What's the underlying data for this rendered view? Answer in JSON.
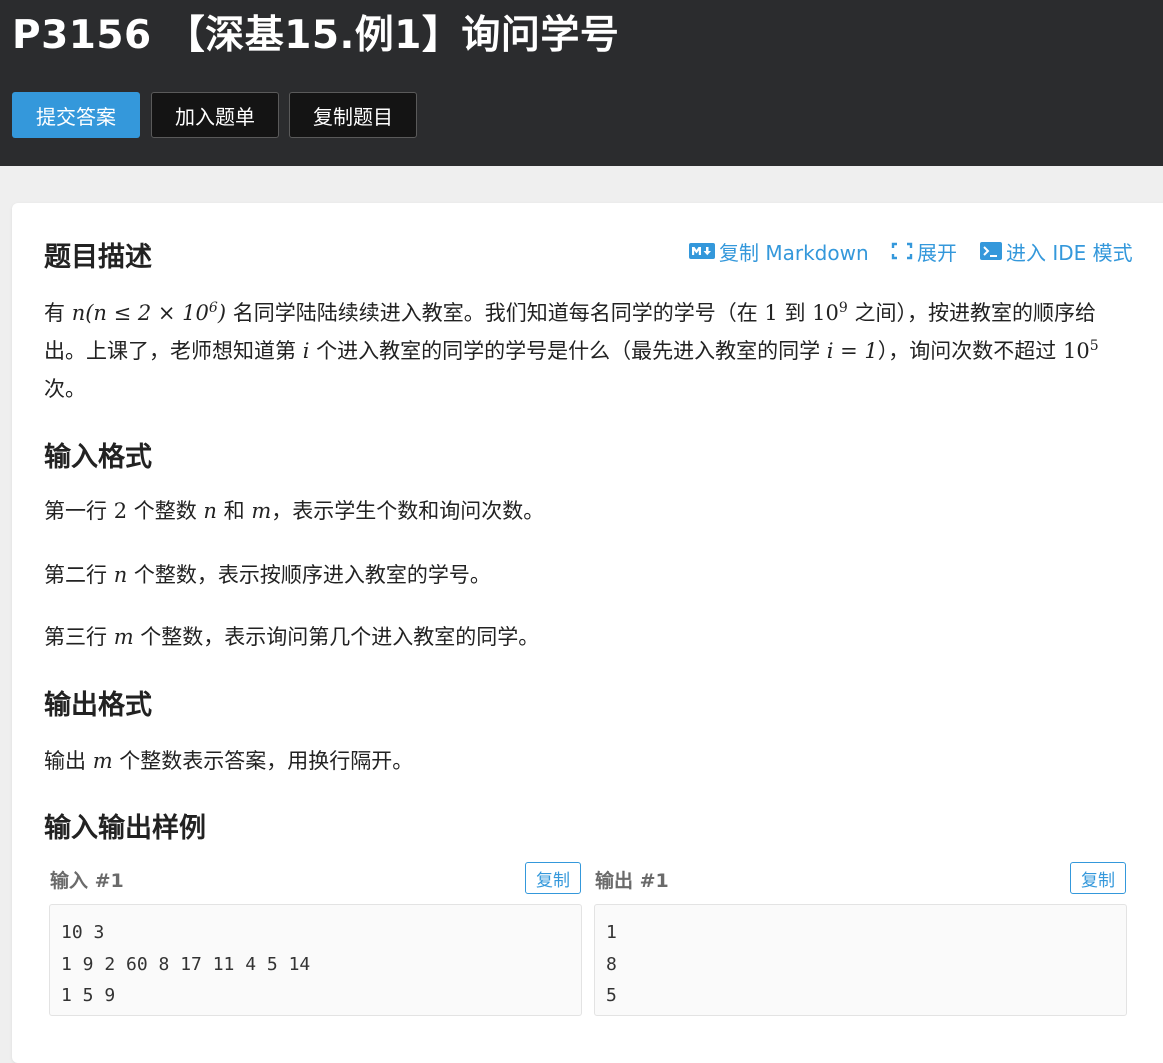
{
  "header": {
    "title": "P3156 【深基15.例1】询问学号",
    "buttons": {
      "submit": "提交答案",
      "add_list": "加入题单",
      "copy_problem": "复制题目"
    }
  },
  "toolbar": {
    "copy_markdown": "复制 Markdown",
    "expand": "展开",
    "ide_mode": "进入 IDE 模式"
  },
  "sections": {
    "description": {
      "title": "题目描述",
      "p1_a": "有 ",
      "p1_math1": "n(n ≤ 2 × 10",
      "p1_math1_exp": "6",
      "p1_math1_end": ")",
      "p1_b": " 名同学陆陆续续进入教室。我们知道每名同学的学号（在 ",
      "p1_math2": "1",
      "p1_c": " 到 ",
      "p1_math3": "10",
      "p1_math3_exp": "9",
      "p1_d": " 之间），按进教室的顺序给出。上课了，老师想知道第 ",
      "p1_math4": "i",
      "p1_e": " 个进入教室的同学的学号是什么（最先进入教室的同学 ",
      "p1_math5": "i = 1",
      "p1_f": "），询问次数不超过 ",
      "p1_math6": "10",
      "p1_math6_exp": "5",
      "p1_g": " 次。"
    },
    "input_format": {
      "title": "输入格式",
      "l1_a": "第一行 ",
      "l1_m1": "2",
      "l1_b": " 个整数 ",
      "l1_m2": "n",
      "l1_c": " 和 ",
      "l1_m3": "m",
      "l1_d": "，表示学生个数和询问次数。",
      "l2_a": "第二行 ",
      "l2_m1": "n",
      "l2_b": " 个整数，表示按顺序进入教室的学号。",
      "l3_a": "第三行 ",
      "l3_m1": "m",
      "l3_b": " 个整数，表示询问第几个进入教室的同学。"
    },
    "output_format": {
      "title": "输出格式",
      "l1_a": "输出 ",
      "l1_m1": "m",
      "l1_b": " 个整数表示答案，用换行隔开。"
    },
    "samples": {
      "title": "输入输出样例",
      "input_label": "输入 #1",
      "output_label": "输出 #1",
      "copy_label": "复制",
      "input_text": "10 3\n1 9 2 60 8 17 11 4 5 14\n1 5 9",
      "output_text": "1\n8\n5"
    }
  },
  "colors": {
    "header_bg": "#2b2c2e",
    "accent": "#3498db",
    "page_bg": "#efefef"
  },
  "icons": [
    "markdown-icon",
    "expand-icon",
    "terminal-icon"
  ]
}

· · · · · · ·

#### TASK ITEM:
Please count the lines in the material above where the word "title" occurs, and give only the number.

#### EXPECTED OUTPUT:
5